§ **WORK TASK**
Within the records, determine how many lines contain the word "this". Your reply must consist of that number only.

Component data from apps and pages
※ ※ ※

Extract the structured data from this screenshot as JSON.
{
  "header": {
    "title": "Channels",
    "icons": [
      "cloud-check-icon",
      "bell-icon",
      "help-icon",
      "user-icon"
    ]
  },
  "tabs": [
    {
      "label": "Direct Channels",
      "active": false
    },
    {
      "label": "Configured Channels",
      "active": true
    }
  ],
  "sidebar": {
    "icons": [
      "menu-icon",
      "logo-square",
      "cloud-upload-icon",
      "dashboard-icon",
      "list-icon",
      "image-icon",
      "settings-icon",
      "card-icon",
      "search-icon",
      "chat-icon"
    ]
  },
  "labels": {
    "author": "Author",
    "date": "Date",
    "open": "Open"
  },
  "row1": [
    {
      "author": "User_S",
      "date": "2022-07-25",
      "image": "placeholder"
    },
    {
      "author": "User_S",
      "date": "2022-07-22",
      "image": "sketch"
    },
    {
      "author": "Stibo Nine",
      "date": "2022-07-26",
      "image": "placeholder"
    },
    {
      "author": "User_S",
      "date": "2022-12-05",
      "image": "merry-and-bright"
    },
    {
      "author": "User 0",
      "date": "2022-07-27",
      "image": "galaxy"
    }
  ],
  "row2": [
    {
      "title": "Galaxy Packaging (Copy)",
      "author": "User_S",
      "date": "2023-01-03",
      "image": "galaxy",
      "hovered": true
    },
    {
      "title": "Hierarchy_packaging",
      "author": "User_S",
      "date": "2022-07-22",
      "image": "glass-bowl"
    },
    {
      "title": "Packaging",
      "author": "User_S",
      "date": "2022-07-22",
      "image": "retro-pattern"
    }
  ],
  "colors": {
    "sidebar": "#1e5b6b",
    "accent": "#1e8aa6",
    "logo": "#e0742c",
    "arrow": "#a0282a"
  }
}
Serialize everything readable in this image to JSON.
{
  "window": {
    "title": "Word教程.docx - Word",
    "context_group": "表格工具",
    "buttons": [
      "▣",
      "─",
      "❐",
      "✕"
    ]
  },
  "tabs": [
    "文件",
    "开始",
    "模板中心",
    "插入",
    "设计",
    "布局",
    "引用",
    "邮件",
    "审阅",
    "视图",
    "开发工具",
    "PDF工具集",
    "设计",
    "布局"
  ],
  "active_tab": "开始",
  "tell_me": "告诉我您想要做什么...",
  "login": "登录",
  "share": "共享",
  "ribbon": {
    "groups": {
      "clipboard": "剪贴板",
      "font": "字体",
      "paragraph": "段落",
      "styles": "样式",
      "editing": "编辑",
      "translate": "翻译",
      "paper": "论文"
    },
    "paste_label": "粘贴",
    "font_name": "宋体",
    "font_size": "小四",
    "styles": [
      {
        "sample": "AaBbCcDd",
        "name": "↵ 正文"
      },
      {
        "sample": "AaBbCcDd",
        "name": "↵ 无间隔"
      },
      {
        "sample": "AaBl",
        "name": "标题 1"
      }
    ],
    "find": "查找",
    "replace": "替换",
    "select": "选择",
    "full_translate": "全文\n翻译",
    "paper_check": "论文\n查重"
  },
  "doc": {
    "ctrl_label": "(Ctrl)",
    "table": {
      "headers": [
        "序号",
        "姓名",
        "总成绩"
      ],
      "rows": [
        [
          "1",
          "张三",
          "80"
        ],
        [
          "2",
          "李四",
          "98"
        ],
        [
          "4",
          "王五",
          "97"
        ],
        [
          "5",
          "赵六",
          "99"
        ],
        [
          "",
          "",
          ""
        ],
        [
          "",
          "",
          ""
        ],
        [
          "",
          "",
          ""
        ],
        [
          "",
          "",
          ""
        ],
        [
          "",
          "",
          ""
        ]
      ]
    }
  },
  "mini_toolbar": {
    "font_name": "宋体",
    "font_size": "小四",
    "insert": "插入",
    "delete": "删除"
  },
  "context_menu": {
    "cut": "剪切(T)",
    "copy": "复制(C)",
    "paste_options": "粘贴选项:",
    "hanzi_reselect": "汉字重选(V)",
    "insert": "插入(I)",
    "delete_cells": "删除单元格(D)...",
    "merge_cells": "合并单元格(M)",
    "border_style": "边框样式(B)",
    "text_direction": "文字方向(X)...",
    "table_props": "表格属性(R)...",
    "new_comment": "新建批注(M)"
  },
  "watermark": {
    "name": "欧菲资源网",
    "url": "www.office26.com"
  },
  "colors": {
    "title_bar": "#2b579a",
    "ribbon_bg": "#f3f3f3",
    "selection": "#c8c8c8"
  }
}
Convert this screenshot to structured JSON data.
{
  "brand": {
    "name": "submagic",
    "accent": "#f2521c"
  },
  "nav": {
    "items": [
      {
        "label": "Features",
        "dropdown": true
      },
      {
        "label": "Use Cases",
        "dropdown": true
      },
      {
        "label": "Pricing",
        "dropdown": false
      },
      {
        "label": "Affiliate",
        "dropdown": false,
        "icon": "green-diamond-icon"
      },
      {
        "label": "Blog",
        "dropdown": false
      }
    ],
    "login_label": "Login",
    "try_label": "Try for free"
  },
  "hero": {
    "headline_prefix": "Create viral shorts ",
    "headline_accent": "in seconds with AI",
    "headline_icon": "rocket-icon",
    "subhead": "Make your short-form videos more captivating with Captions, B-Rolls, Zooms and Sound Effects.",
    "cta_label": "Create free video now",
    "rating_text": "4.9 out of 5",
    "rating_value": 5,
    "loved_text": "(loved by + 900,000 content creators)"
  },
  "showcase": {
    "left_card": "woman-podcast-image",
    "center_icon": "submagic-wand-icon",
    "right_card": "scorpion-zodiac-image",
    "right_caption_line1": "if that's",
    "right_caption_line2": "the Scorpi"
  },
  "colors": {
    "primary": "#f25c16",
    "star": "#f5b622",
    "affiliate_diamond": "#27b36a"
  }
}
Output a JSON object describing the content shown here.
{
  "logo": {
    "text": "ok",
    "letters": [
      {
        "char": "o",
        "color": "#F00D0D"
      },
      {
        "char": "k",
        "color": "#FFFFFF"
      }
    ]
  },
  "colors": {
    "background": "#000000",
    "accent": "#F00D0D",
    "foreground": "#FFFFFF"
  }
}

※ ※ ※

§ **FINISHED EXERCISE**
3